Video: How does it look?
Creature From The Black Lagoon is presented in a full frame transfer, which retains the original aspect ratio of the film. Since this is one of my favorites I was worried about the transfer, but Universal has issued a shining visual presentation for this film. The source prints looks very good when you consider the age involved, but some flecks and debris still emerge at times. But this damage was minimal and I was surprised at how clean the movie looks, this is the best the film has ever looked and I am very pleased to say the least. As with all black & white movies, the contrast is crucial and here we get a perfect mixture of lights and darks. I never saw any detail obscuration and blooming was never an issue either. I also found no evidence of compression errors and I am glad to report there is little to complain about with this transfer.
Audio: How does it sound?

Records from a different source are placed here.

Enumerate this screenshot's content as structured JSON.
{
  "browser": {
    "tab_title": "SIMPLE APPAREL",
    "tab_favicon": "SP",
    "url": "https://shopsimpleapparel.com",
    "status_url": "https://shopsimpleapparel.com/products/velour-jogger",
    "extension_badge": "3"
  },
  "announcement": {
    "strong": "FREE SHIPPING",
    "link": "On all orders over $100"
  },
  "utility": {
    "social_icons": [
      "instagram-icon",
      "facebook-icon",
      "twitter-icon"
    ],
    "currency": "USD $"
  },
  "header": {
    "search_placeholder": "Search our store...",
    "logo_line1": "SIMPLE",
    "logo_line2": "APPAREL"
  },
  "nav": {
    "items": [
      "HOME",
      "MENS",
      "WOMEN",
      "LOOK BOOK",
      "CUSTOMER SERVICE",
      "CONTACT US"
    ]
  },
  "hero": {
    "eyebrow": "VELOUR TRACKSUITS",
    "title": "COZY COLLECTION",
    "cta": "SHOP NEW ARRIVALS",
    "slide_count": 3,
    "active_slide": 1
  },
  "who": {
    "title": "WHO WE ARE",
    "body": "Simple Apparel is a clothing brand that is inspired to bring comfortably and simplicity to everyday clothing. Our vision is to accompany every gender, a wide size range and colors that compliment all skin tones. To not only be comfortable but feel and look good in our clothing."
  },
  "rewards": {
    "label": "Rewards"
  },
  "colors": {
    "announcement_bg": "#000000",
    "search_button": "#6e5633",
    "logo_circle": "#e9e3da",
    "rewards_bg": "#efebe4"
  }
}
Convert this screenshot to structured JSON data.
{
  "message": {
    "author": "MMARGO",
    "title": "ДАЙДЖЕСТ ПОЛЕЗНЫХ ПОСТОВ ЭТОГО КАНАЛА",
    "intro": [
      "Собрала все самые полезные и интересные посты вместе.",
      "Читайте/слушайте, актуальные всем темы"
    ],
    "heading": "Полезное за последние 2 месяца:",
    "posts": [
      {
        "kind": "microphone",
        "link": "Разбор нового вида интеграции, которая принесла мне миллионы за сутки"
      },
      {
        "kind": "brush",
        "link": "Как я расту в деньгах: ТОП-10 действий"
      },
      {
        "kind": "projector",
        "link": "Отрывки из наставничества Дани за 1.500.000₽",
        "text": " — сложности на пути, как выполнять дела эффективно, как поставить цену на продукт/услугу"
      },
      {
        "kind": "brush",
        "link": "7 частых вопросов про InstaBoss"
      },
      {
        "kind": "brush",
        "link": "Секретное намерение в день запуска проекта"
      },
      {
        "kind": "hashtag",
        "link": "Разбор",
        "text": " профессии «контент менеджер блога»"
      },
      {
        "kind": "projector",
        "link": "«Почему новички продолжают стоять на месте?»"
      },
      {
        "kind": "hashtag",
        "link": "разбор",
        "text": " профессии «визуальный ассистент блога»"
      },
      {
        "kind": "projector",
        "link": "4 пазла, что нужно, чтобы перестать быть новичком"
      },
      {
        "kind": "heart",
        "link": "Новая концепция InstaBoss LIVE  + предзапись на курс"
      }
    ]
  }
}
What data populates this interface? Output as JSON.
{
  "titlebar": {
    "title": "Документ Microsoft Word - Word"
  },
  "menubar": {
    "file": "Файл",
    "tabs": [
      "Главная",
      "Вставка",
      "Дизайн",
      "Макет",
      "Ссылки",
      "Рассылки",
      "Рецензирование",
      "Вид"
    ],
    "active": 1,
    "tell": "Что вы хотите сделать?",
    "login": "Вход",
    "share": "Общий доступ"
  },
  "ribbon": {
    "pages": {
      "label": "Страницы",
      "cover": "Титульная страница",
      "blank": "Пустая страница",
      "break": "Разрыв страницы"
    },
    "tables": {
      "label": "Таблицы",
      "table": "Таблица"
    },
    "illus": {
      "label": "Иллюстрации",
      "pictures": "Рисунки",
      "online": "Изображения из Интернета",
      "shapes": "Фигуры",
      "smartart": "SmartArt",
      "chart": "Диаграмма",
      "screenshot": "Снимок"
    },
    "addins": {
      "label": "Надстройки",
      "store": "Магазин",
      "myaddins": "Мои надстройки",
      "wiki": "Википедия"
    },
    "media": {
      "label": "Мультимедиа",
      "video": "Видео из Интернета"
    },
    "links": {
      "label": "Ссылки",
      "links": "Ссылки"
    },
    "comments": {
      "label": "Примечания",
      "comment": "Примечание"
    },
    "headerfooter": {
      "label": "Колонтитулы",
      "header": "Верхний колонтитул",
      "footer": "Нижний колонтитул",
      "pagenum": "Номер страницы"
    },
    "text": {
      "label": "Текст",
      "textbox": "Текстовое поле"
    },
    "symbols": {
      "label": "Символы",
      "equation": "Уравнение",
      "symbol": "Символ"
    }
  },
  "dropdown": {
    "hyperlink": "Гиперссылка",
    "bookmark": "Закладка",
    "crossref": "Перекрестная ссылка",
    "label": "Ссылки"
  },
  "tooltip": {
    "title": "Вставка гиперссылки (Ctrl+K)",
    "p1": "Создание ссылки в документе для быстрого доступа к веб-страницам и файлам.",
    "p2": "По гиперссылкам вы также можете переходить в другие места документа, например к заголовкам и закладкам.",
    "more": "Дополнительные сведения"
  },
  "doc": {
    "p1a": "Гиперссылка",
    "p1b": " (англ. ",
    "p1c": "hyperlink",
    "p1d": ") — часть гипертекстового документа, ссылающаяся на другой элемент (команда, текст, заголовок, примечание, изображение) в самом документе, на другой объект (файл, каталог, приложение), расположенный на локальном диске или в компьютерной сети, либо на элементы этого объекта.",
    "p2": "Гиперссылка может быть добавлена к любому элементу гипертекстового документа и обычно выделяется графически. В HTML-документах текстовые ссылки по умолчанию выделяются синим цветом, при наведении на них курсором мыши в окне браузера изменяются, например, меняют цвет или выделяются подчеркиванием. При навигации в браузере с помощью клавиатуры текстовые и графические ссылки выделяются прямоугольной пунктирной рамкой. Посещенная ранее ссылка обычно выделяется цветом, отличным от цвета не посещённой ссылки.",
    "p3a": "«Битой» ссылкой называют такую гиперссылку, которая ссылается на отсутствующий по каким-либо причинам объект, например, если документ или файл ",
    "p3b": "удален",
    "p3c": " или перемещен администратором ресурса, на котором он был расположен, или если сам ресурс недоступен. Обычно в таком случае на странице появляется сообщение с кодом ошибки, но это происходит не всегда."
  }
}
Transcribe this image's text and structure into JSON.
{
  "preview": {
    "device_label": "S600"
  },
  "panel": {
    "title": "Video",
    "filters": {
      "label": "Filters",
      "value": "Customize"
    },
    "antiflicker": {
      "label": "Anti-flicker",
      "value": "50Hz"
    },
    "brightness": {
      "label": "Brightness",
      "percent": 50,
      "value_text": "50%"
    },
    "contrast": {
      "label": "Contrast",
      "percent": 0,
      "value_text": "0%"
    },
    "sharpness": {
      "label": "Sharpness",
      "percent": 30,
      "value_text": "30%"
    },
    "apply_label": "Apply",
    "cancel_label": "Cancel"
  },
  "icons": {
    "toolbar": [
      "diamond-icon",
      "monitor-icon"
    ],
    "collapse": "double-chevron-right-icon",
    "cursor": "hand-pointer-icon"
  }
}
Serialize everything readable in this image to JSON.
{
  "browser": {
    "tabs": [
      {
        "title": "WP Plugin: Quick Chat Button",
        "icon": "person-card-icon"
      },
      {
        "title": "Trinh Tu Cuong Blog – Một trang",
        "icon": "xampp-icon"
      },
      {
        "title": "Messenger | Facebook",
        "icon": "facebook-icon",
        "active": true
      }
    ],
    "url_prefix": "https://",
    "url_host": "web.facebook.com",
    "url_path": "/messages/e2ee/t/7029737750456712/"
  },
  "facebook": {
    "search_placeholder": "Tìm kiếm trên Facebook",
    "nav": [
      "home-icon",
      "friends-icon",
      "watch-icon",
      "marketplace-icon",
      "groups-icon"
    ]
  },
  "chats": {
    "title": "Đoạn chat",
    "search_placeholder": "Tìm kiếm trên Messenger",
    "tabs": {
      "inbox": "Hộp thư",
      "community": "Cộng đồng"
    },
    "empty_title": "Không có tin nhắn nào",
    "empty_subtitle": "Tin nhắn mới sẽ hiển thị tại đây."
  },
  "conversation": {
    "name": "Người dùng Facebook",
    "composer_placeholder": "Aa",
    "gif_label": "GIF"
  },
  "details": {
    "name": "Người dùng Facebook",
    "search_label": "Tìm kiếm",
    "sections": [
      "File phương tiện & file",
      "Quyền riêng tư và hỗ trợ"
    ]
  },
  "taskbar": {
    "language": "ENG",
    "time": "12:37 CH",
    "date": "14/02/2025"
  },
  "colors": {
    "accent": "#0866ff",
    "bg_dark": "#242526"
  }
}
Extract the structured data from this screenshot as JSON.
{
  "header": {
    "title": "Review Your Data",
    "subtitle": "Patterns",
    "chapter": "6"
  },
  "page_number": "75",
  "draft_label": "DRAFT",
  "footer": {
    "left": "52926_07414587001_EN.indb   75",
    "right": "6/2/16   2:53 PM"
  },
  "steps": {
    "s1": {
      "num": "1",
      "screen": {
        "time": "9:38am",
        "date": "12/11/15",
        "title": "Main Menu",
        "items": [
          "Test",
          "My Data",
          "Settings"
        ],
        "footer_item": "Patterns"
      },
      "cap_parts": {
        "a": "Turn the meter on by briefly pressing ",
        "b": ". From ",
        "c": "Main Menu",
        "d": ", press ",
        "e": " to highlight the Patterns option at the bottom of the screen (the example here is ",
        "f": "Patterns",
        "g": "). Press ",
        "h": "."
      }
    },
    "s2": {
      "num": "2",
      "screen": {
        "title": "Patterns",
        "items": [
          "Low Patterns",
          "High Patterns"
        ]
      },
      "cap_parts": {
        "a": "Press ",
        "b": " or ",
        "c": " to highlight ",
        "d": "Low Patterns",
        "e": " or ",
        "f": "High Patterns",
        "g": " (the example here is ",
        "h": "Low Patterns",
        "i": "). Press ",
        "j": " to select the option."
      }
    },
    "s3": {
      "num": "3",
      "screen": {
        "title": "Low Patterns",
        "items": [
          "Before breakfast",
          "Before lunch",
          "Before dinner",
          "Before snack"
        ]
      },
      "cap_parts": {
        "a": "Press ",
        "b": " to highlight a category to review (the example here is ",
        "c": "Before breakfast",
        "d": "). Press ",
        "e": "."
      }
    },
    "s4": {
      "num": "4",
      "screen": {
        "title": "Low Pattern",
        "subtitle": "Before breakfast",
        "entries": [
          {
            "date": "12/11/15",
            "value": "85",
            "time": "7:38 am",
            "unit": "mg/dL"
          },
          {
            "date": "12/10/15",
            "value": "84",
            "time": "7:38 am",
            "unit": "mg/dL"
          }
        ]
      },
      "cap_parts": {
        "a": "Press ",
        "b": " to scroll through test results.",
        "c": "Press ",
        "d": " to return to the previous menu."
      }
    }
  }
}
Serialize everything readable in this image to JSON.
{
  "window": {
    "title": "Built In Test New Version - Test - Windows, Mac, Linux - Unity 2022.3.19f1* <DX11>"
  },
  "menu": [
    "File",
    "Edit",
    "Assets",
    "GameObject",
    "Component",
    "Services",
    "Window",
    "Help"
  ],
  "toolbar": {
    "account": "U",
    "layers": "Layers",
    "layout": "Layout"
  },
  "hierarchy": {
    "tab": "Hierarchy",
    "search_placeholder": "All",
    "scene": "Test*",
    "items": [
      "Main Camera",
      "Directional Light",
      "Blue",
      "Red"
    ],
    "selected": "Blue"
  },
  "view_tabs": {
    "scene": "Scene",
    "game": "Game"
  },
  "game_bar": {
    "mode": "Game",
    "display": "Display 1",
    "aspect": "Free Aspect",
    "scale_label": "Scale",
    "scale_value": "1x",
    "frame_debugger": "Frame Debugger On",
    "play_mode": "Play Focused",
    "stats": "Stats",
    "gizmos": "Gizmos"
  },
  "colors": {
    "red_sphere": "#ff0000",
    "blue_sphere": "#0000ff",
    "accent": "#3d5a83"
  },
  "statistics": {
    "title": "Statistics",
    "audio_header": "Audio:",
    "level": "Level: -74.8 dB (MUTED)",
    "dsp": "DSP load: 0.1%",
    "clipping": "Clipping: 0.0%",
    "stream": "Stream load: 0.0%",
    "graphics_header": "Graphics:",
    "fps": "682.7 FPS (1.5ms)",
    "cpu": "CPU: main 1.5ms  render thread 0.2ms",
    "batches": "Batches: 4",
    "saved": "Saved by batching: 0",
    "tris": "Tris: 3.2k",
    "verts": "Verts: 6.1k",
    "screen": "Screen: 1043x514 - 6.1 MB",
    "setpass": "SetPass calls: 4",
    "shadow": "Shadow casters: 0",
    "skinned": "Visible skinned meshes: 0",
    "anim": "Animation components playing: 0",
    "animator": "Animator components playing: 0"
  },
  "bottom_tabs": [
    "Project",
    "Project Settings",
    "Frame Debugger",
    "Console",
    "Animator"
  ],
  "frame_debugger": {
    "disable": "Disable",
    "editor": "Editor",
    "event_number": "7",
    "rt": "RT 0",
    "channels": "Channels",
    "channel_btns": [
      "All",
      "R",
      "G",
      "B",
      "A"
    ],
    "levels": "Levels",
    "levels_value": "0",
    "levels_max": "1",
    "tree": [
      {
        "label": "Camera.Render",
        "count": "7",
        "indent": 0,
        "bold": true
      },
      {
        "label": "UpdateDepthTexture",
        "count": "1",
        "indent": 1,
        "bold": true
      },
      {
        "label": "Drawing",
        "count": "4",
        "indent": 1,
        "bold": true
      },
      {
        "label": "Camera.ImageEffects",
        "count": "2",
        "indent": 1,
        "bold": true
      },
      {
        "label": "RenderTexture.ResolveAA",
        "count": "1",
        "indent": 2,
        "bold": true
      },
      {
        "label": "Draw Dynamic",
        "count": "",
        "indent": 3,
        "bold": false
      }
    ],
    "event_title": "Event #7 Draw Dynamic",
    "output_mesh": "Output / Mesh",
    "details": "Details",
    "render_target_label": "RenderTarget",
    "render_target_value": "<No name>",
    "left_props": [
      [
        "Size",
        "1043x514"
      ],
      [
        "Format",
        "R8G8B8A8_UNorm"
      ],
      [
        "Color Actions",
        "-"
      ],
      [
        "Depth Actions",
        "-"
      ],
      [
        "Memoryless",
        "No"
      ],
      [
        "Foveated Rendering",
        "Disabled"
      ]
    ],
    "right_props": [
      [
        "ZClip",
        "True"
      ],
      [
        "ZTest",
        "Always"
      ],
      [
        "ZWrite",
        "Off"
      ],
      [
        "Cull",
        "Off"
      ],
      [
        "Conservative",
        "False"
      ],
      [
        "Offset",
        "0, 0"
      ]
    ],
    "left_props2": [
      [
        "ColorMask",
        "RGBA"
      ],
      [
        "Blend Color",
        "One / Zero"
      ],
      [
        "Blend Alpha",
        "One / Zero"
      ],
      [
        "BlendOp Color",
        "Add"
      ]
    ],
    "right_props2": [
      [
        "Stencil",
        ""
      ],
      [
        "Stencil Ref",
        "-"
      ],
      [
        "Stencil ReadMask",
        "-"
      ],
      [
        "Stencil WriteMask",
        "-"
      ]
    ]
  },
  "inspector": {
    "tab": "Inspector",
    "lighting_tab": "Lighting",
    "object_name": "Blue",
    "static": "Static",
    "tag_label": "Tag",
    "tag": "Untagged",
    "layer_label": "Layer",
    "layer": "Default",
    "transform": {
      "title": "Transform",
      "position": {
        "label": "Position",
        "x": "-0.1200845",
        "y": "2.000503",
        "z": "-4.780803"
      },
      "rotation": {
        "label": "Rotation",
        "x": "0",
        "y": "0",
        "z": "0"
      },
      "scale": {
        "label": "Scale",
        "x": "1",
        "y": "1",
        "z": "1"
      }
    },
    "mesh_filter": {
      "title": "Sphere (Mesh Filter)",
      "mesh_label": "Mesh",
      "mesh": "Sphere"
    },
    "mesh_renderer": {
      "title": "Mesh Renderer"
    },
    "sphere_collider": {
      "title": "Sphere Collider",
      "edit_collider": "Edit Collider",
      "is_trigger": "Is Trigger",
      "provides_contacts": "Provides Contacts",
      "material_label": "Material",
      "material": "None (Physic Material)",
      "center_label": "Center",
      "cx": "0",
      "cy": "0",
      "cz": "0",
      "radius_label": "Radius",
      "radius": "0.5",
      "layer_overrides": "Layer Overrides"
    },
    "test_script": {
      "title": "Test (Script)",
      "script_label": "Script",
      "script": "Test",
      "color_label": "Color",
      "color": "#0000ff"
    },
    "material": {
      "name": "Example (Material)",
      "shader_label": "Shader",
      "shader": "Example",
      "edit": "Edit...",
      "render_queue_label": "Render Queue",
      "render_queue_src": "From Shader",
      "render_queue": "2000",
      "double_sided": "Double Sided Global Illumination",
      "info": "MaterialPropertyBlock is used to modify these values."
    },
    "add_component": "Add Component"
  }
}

This release uses a mono track and while it doesn’t pack much of a punch, it does the job and kicks in when it needs to. I am very pleased with this track because of how clear it is and despite the age factor, this track shows no traces of distortion at all. I like the music a lot and the trademark sound that marks the appearance of the creature, so I was happy to find that it all comes across well in this mix. The rest of the sound effects, from screams to splashes also sound clean and clear, but no sound takes control of the speakers like the creature’s signature effect. The dialogue is replicated well also and I found no volume or clarity problems at all. This release also contains English captions and French subtitles.
Supplements: What are the extras?
This release contains a terrific audio commentary with film historian Tom Weaver, who also recorded the commentary on The Wolf Man. As with most tracks in this series this one is loaded down with all sorts of information about this movie, but sometimes tends to become dull and monotone. While I was engrossed because of my passion for the film, more casual fans might find themselves bored at times. Nonetheless this is a wonderful and highly informative track, which I am very pleased was chosen to be included. This release also includes a slide show of still photographs, which covers everything from publicity shots to promotional pieces and such. Also contained on this disc are talent files, production notes, and some very cool theatrical trailers. Back To The Black Lagoon is the final supplement and contains a wealth of interviews, rare stills, and all manner of behind the scenes goodies. I was especially taken with the bits about the creature’s costume, but the sections about the score and underwater photography were also enthralling. The piece runs just over forty minutes and covers it all, even the sequels and the much lauded 3-D version of the movie.